This is a prospective biomarker study on prostate cancer patients receiving Radium 223 as standard of care. Participants will take part in this research study because they have chosen Radium 223 treatment for their prostate cancer that has spread to the bone and causing pain. Investigators want to find out if a blood test performed before and after the Radium 223 treatment will help to understand how prostate cancer cells react to this therapy. In this pilot study, researchers want to find out if Radium 223 given as part of standard treatment for prostate cancer can decrease the number of circulating prostate cancer cells.

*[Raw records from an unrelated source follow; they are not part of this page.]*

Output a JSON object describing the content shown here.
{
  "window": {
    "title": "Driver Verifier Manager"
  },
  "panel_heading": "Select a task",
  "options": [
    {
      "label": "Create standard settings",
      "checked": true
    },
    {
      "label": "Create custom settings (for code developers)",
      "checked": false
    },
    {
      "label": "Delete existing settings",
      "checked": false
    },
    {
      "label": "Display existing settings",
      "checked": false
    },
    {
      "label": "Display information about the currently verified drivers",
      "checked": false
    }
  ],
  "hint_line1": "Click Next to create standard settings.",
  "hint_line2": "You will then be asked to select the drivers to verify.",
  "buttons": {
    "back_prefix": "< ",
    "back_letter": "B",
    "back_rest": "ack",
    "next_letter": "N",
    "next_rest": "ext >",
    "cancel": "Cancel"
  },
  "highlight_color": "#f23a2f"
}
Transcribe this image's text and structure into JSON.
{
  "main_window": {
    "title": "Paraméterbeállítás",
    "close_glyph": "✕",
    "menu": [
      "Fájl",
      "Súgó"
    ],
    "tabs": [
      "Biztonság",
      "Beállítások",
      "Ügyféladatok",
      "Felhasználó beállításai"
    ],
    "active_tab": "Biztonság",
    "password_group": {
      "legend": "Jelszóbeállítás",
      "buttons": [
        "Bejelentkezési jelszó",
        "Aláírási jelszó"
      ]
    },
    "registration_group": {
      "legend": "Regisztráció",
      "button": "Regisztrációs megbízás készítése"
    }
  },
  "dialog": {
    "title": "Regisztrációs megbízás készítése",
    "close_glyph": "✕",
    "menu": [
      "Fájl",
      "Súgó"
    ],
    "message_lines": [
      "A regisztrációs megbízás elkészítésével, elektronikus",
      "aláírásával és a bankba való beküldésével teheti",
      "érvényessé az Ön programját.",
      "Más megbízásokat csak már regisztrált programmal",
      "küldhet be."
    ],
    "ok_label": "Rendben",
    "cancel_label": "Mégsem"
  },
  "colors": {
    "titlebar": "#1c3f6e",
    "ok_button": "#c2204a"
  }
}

Radium 223 kills prostate cancer cells by damaging their DNA. Other than looking at the changes in the number of circulating prostate cancer cells before and after Radium 223, researchers would also like to look at the changes in a DNA damage marker, called gamma H2AX, in the circulating prostate cancer cells before and after treatment with Radium 223. Assessing the DNA damage marker gamma H2AX is investigational. It is performed in the same tube of blood that is used for assessing the changes in the number of circulating prostate cancer cells.
The Engagement of Patients with Advanced Cancer is an intervention that utilizes well-trained lay health coaches to engage patients and their families in goals of care and shared decision-making after a diagnosis of advanced cancer. Although lay health workers have never been tested in this role, we hypothesize that lay health workers can feasibly improve goals of care documentation and help to reduce unwanted healthcare utilization at the end of life for Veterans diagnosed with new advanced stages of cancer and those diagnosed with recurrent disease.
Through this study, the investigators seek to identify the benefits (improved survival) and harms (more procedures, more treatment, side effects, and quality-of-life impact) from different surveillance frequencies—every three vs. six vs. 12 months. Using the National Cancer Database and quality-of-life data from a large group of prostate cancer survivors, the investigators aim to compare survival, procedures/tests, treatments, and side effects in prostate cancer survivors who are followed with alternative surveillance frequencies and compare quality-of-life outcomes. The overall goal of the study is to provide high-quality data that will allow development of a personalized, risk-based tailored approach to post-treatment surveillance for prostate cancer.
This is a single center prospective imaging study investigating the utility of hyperpolarized C-13 pyruvate as a Biomarker of PI3K/mTOR pathway inhibition in patients with advanced solid tumor malignancies. The current protocol will serve as a companion imaging biomarker study paired with therapeutic trials of PI3K/mTOR pathway inhibitors (e.g. CUDC-907, BYL719), as well as a stand-alone protocol for patients treated with standard-of-care therapies inhibiting the PI3K/mTOR signaling pathway (eg. everolimus).
Stereotactic Ablative Radiation(SABR) 35 Gy in 5 fractions, once weekly to prostate with simultaneous intraprostatic boost to the MR detected nodule up to 50Gy + 25 Gy in 5 fractions, once weekly simultaneously to seminal vesicles (SV's) and pelvic lymph nodes + 6-18 months of ADT
The purpose of this study is to determine if the combination therapy of Hormone, Paclitaxel and Radiation therapy are effective in treatment of locally advanced prostate cancer